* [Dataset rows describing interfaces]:
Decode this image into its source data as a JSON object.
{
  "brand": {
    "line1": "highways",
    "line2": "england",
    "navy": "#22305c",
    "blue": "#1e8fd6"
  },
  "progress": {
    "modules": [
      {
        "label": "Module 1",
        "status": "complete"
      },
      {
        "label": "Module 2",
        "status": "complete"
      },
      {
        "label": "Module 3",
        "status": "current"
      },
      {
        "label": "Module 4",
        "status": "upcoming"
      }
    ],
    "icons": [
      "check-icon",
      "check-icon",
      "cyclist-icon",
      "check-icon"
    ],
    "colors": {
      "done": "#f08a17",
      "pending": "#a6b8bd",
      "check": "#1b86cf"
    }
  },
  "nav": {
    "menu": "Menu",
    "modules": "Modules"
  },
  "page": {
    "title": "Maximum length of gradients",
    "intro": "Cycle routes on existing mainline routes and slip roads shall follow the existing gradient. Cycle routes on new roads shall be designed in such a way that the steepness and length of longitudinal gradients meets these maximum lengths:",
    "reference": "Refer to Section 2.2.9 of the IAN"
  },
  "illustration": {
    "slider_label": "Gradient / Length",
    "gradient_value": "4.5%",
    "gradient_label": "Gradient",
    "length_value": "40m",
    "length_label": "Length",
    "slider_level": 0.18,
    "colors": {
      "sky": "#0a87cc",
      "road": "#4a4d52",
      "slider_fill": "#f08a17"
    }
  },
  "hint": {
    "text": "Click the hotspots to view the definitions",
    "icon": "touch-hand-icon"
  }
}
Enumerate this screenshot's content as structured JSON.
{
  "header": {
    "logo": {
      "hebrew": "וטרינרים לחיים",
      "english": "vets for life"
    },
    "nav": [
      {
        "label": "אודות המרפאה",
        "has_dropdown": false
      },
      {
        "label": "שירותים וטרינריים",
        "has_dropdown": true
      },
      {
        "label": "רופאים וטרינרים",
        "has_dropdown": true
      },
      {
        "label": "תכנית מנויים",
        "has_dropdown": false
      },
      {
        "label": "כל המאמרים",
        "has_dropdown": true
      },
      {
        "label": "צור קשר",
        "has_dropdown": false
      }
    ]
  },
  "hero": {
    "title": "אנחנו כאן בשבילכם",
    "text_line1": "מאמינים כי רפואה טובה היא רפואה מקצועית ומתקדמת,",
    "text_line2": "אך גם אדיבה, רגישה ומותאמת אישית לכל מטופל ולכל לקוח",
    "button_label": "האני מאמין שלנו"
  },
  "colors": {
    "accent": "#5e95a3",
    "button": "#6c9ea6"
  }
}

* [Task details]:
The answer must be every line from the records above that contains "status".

* [Written response]:
        "status": "complete"
        "status": "complete"
        "status": "current"
        "status": "upcoming"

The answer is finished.